What can London learn from Hamburg on devolution?
As London's mayor bids for more powers for the city ahead of the Autumn Statement, BBC News heads to Hamburg to find out what impact devolution has on a city.
Hamburg, in northern Germany, is unlike most of the country's cities.

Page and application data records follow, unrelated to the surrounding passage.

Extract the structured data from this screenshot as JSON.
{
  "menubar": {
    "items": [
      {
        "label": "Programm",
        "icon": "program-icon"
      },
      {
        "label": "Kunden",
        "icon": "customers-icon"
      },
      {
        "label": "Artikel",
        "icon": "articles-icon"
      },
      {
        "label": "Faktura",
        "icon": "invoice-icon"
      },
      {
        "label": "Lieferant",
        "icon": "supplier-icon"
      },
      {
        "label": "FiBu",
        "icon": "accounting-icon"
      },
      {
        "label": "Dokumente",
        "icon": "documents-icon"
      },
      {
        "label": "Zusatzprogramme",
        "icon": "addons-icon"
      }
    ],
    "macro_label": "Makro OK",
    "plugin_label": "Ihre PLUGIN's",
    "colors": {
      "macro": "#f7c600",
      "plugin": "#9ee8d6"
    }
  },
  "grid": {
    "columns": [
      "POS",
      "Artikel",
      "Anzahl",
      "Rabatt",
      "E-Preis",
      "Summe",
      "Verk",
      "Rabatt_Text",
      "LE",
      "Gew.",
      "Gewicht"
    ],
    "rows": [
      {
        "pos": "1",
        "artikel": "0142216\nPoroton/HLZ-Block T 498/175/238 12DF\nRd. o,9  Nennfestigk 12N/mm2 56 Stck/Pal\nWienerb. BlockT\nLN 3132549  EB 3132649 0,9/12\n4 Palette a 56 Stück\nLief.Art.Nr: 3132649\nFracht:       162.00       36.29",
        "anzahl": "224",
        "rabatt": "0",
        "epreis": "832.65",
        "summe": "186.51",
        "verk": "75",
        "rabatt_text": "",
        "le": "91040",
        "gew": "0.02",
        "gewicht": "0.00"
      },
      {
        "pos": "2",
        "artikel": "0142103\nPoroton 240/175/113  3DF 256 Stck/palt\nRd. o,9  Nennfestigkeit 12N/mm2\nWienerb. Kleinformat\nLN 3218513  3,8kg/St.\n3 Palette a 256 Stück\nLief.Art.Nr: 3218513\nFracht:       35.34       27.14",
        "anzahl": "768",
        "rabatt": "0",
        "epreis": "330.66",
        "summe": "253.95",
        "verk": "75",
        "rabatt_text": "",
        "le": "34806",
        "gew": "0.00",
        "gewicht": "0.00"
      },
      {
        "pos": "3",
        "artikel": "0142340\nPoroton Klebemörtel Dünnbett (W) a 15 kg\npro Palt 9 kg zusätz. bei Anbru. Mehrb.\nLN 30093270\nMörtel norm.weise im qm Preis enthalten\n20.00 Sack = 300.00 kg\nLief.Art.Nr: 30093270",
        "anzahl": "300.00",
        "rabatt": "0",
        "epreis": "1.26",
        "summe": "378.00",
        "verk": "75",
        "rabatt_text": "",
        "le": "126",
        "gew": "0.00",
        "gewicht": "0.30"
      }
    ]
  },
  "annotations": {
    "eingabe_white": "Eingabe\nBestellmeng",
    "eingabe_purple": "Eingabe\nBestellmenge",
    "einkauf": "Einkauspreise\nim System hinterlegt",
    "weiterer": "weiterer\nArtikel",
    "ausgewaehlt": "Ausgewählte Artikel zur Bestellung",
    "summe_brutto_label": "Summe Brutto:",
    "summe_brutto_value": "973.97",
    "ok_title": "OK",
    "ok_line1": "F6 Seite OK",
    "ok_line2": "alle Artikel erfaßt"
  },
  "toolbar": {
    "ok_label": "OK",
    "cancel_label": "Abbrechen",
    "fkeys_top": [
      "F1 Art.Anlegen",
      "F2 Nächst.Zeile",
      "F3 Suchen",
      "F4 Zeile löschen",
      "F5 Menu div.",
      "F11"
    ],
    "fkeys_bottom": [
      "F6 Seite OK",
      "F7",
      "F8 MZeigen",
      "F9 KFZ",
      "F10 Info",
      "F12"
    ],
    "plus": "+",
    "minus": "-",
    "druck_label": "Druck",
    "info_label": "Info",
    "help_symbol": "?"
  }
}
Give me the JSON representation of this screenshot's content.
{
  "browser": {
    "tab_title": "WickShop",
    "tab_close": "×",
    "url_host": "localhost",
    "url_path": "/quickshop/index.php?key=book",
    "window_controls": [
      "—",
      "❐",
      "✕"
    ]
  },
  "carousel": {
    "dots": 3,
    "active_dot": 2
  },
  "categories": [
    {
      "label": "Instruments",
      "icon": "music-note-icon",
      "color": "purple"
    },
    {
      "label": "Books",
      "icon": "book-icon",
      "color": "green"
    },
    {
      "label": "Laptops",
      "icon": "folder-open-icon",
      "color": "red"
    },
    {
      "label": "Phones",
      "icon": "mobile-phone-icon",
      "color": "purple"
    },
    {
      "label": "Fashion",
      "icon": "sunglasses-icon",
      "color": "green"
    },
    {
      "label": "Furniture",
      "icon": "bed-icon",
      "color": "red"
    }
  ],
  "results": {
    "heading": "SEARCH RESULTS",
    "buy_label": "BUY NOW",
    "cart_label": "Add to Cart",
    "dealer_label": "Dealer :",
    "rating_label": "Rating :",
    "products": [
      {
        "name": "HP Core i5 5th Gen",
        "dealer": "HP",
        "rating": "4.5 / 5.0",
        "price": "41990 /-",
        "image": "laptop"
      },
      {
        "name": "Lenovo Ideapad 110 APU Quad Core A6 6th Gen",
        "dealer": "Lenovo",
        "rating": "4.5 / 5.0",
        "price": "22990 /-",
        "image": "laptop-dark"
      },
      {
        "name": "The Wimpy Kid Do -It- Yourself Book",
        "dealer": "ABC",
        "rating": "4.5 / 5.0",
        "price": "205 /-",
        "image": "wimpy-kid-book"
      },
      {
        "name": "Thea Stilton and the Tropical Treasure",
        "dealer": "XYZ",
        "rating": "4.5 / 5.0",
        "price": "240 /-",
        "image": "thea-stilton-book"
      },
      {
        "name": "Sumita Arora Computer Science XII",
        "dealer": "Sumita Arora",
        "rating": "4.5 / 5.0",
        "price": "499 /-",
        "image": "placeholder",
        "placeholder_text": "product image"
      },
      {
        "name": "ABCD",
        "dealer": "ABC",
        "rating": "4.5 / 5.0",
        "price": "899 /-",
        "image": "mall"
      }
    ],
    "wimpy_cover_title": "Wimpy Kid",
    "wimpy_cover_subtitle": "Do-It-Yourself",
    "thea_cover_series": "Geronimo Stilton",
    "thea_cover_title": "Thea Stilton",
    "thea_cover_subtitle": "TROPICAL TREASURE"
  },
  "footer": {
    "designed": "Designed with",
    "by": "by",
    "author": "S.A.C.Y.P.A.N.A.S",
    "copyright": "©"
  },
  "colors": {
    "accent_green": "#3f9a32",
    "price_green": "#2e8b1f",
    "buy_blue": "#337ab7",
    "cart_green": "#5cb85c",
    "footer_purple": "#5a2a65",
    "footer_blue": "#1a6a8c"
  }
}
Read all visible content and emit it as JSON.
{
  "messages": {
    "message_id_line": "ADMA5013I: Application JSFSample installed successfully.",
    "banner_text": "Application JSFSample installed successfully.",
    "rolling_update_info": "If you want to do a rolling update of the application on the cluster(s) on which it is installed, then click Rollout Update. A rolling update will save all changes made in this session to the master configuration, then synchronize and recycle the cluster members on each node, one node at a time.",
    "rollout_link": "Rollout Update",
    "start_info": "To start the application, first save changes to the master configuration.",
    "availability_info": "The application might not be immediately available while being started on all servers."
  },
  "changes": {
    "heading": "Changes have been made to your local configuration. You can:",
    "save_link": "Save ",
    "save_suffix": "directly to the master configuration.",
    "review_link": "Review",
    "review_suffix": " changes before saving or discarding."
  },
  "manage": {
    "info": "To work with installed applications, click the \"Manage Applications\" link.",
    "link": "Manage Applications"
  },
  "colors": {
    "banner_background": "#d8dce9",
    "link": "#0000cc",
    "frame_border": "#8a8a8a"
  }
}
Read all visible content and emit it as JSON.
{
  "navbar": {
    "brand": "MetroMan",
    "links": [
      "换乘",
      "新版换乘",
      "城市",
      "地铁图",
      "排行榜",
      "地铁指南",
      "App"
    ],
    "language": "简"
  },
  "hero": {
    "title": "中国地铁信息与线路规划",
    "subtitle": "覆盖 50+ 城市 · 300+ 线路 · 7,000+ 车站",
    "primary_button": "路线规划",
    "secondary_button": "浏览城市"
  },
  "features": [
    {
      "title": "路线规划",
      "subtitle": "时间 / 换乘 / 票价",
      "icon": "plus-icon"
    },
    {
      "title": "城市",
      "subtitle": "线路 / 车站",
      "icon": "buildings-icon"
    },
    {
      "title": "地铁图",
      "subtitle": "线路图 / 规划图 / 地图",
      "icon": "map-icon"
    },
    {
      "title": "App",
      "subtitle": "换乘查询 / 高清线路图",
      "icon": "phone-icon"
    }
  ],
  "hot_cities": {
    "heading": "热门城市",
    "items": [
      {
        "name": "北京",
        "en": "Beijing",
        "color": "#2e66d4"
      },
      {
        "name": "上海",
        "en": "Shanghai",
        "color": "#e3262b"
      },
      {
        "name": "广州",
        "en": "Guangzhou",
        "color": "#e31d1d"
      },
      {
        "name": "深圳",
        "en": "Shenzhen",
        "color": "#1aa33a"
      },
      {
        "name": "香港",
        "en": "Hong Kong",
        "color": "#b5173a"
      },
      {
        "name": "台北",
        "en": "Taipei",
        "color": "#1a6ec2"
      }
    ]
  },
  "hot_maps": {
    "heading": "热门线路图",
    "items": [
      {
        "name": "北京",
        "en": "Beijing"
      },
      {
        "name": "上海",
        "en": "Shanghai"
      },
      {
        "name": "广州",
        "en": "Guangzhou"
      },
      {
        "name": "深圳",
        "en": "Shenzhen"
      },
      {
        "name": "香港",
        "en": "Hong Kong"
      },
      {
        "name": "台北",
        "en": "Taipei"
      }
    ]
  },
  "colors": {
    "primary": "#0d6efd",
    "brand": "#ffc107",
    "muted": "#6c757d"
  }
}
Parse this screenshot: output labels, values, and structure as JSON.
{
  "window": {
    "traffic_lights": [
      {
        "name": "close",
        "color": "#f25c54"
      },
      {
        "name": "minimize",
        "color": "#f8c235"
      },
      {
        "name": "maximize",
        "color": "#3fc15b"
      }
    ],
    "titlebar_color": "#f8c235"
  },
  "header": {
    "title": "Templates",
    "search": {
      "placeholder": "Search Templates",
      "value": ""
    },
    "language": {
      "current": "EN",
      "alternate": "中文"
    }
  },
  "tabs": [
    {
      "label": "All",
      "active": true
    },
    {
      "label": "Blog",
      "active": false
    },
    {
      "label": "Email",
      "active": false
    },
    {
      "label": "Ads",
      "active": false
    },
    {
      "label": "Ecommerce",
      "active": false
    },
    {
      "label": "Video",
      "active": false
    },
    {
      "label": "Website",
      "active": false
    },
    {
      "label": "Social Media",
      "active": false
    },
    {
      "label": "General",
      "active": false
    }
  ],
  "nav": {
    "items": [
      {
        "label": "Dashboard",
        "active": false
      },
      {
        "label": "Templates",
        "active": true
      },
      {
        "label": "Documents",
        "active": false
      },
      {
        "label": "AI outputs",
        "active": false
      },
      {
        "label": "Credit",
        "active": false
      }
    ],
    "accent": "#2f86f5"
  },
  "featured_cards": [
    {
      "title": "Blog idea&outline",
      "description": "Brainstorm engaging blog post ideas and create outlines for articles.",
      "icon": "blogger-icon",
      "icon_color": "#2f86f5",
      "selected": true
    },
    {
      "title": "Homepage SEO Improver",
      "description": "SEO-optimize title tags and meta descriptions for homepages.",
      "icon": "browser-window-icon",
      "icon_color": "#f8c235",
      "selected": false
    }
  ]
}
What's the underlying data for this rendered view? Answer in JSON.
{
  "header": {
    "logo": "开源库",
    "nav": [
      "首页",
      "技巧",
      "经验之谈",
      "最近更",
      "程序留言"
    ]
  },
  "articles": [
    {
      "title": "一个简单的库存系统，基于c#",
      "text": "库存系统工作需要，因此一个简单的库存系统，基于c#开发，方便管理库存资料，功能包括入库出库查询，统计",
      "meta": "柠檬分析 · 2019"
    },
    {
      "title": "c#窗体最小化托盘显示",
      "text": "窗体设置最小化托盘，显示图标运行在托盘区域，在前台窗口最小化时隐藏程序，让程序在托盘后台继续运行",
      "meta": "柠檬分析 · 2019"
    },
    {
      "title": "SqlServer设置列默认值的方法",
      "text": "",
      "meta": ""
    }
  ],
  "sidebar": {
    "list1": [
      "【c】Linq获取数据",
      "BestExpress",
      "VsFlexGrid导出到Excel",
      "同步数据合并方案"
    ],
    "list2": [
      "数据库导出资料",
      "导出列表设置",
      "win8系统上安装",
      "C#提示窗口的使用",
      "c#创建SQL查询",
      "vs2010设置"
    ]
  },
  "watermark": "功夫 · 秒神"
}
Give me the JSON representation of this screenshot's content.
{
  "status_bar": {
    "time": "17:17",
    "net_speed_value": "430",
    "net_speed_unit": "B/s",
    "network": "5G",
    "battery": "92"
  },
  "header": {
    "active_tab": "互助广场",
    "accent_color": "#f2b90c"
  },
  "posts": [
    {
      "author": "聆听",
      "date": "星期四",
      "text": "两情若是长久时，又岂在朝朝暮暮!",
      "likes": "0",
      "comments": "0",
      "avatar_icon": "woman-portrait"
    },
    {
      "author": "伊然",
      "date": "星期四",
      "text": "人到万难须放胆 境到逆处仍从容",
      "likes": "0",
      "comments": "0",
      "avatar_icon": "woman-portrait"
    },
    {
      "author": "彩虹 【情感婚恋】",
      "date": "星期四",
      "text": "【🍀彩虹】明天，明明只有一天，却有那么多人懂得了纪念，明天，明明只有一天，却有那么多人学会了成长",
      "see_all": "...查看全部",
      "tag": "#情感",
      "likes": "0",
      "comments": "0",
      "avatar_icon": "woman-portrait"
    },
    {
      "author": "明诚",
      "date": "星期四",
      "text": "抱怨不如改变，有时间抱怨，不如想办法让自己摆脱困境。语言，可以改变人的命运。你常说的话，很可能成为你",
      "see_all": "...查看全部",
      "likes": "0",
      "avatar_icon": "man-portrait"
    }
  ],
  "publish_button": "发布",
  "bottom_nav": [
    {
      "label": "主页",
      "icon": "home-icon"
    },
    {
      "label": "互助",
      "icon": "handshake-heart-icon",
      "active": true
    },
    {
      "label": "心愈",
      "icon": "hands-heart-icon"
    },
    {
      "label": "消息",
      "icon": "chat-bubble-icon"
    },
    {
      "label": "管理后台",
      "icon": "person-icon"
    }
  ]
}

It is a "city state", which gives it not just a louder voice than counterparts such as Frankfurt and Munich, but also more autonomy over its own affairs.
One of the key tools at its disposal is tax - it gets to decide how to spend some business and property taxes - both pots of money currently denied to the mayor of London.
Ever since the Brexit vote, in which most Londoners voted to remain in the European Union, Sadiq Khan has been using that disconnect with the rest of the UK and concern over London's economic future as leverage to push for more powers for the capital in areas such as fiscal devolution and skills.
The kinds of powers that being a "city state" can deliver.
Mr Khan had a meeting with the chancellor Phillip Hammond on 15 November, ahead of the Autumn Statement, in which he set out the case for more devolved powers for London.
He specifically asked for more powers in relation to skills, housing and transport, and in the longer term to increase London's share of the central taxes raised in the capital.
The London mayor's counterpart in Hamburg is first mayor Olaf Scholtz, whose office in the Rathaus building looks more Palace of Westminster than London's City Hall.
Mr Scholz said cities like London could do more for their citizens if they had the power he has.
For example, if Hamburg decides housing is a vital part of the city's economic strategy and it wants to build more affordable housing in the city, "we can do it without asking others," he said.
"If we think there is a new strategy necessary in the case of vocational training we can do so. If we think we think we have to build new universities we can do so," he continued.
More affordable housing for London was one of Mr Khan's election promises and is an area he is hoping Wednesday's Autumn Statement might help him with.
But Hamburg's mayor does not need any more powers for this . He can and has already forced developers to ensure that a third of homes built on state-owned land are social housing, a third affordable and a third privately sold.
In terms of skills, Hamburg also has powers to support key industries that are not devolved to cities in the UK.
In Hamburg aviation is big business, employing 40,000 people. The local authority spends some of its funds on universities to help train the population in skills required by firms such as Airbus and Lufthansa Technik, as well as the hundreds of small and medium sized businesses that feed into them.
Uwe Gröning, who runs Innovint - a company that builds aircraft interiors such as galley trays and child safety seats - said giving local politicians the power to influence the city's skill base had been good for businesses in Hamburg, and it could do the same for London's big industries.
He said: "A centre for aviation training never would have been established with the national government, but with the regional government, Hamburg said 'yes, we need it, we do it'. That's the difference - London has to establish those powers."
There are pitfalls though to London getting too much local power, according to Brian Melican, who is originally from Wallington, south London, but has lived in Hamburg for eight years.
The journalist, who writes about regional government and industry, said as a city state Hamburg placed too much emphasis on supporting specific industries and ignored others, and London might do the same given the chance.
"If you make the wrong decision, or you become too focused on one particular piece of infrastructure, or one set of skills, you run the risk obviously of ignoring areas of the economy or society that might become more important in the coming years," he said.
"An example here in Hamburg is the harbour. Hamburg [is] very invested in the harbour - [but] it would have been more sensible to pool resources with surrounding regions and open a deep sea harbour, which those two states have now done on their own, leaving us with this rather limited river harbour."
Mr Melican also cited the determination to fund a philharmonic orchestra, which was nine years late and left the city with a 700m euros bill, forcing the closure of city museums.
"So yes, there's a clear danger that if a small state or a city state gets its teeth into something that turns out to be far bigger than it can chew, it's left with the bill. Central government is not going to just step in," he added.
Mr Khan says more power "isn't about having a bigger share of the pie" but "deciding how that share is spent" and claims that when London thrives the whole country benefits.
More of the tax spending powers that Hamburg possesses are what London's City Hall is really after though. With all the talk of regional devolution from central government, that is becoming more of a possibility.